However, radical Islamists have also taken an active part in insurgencies: that is, a rebellion or civil war. The persistent confusion around these terms (terrorism, civil war, insurgency, and so on) has fed a tendency to subsume jihadi rebellions under the general umbrella of terrorism, or even to conflate the two as somehow equivalent or interchangeable. ISIS, for example, is considered a terrorist organization at the same time as it is engaged in an insurgency or civil war, in both Syria and Iraq. A parallel, though distinct, trend has been the interpretation of the violence undertaken by jihadi militants as uniformly “religious violence.”3 However, while insurgent jihadi groups are clearly inspired by an ideology rooted in religion, they also act in ways that parallel those of nonreligious insurgent actors; their violence is often influenced by the context in which it unfolds and the influence of religion on it can be variable rather than constant.

In this essay, I decouple violent Islamism from both terrorism and religion. I am not arguing that Islamists cannot engage in terrorism or are not influenced by religion; rather, I contend that too much emphasis on terrorism and religion might conceal two critical aspects of contemporary violent jihadism: its emergence in the context of civil wars and its revolutionary dimension. Thus, I argue that jihadi groups can be approached as a particular species of insurgent actors in civil wars: namely, revolutionary insurgents. From this vantage point, they can be fruitfully compared with another well-known species of revolutionary actors, the Marxist rebels of the Cold War. .  .  .


  • 1Richard H. Shultz, “Global Insurgency Strategy and the Salafi Jihad Movement,” INSS Occasional Paper 66 (Colorado Springs, Colo.: United States Air Force Institute for National Security Studies, 2008); and Seth G. Jones, A Persistent Threat: The Evolution of Al Qa'ida and Other Salafi Jihadists (Santa Monica, Calif.: RAND Corporation, 2014).
  • 2See, for example, Martha Crenshaw, “Transnational Jihadism & Civil Wars,” Dædalus 146 (4) (Fall 2017).

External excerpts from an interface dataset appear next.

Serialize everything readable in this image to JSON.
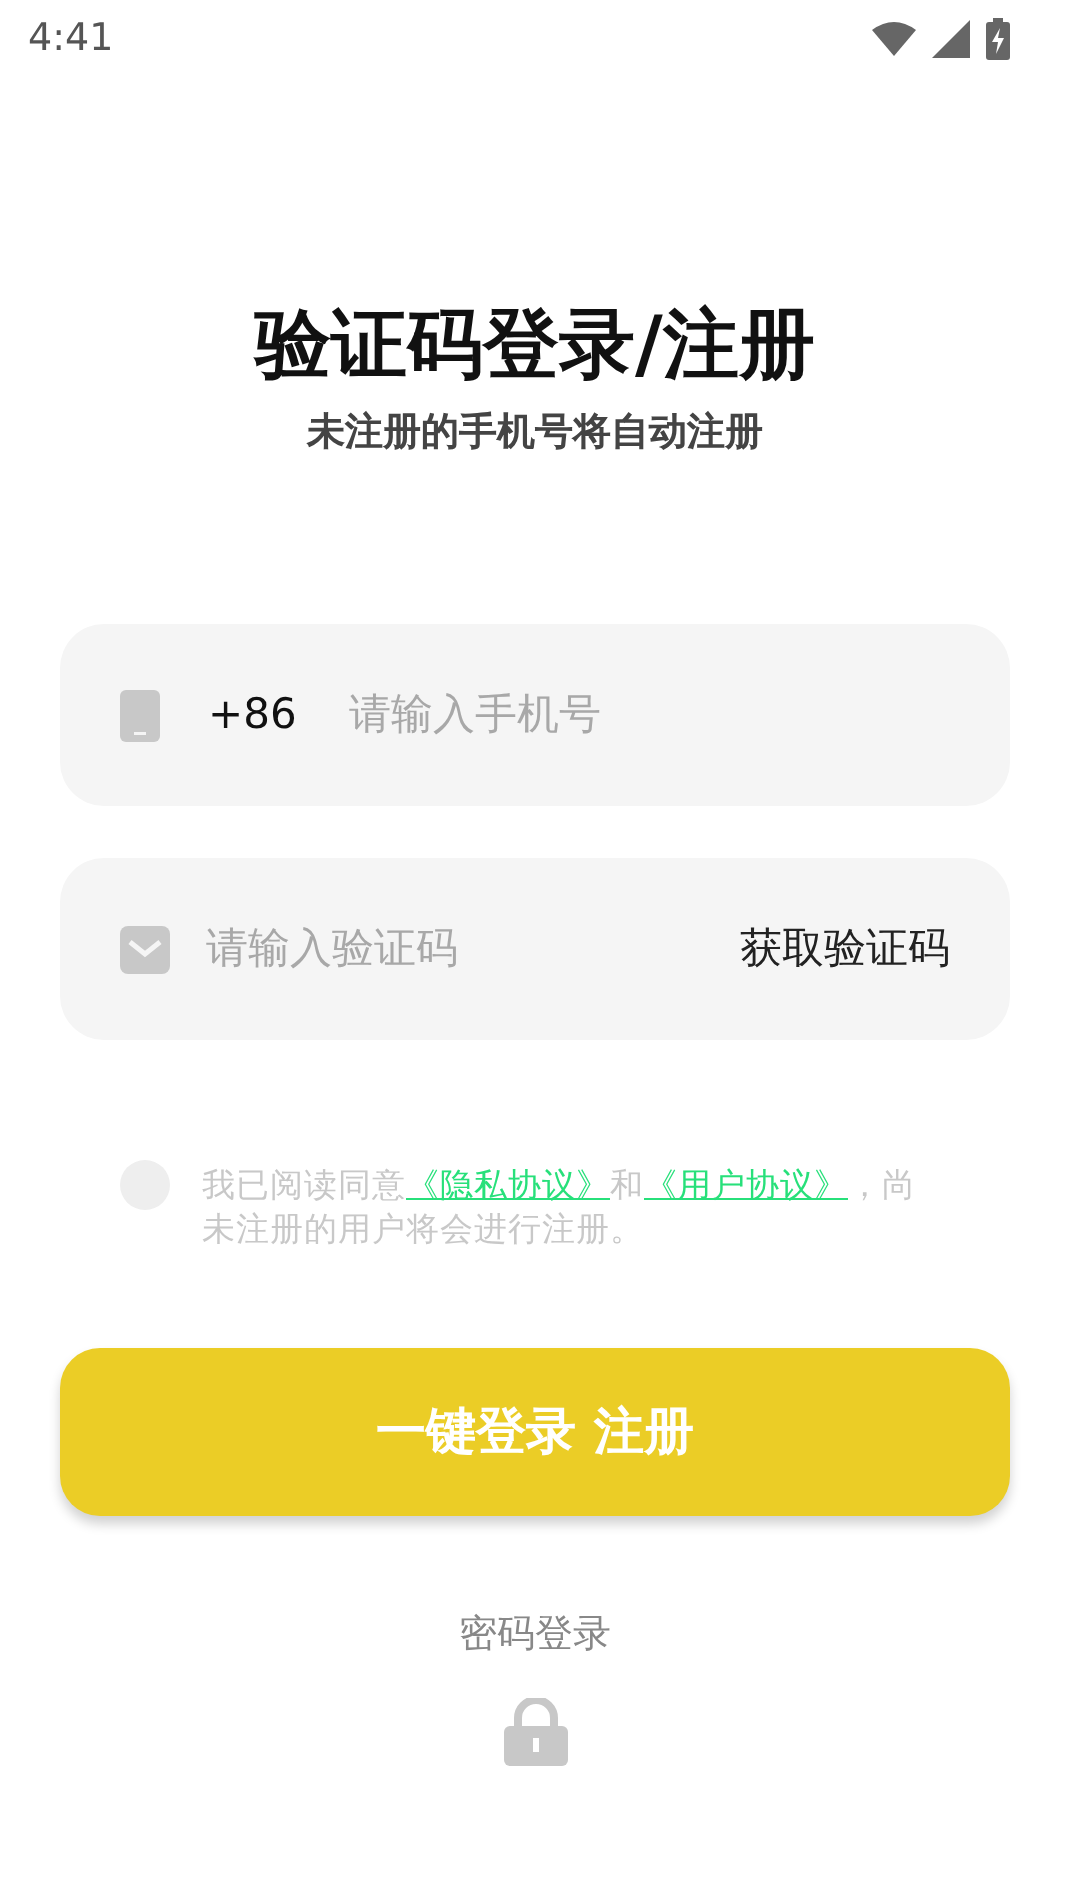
{
  "status_bar": {
    "time": "4:41"
  },
  "title": "验证码登录/注册",
  "subtitle": "未注册的手机号将自动注册",
  "phone_field": {
    "prefix": "+86",
    "placeholder": "请输入手机号"
  },
  "code_field": {
    "placeholder": "请输入验证码",
    "action": "获取验证码"
  },
  "agreement": {
    "checked": false,
    "parts": [
      {
        "kind": "text",
        "text": "我已阅读同意"
      },
      {
        "kind": "link",
        "text": "《隐私协议》"
      },
      {
        "kind": "text",
        "text": "和"
      },
      {
        "kind": "link",
        "text": "《用户协议》"
      },
      {
        "kind": "text",
        "text": "，尚未注册的用户将会进行注册。"
      }
    ]
  },
  "login_button": "一键登录 注册",
  "password_login": "密码登录"
}
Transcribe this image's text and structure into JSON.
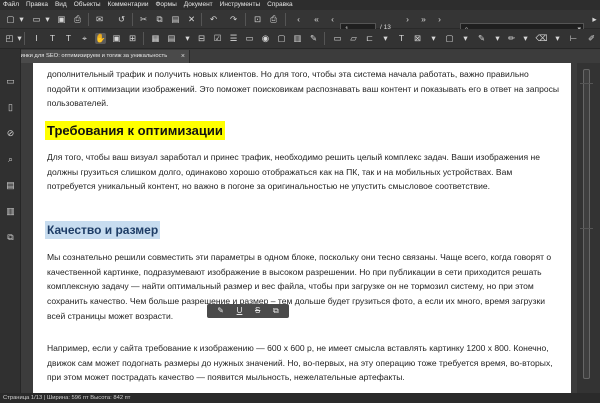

  • 3See, for example, Tanisha Fazal, “Religionist Rebels & the Sovereignty of the Divine,” Dædalus 147 (1) (Winter 2018).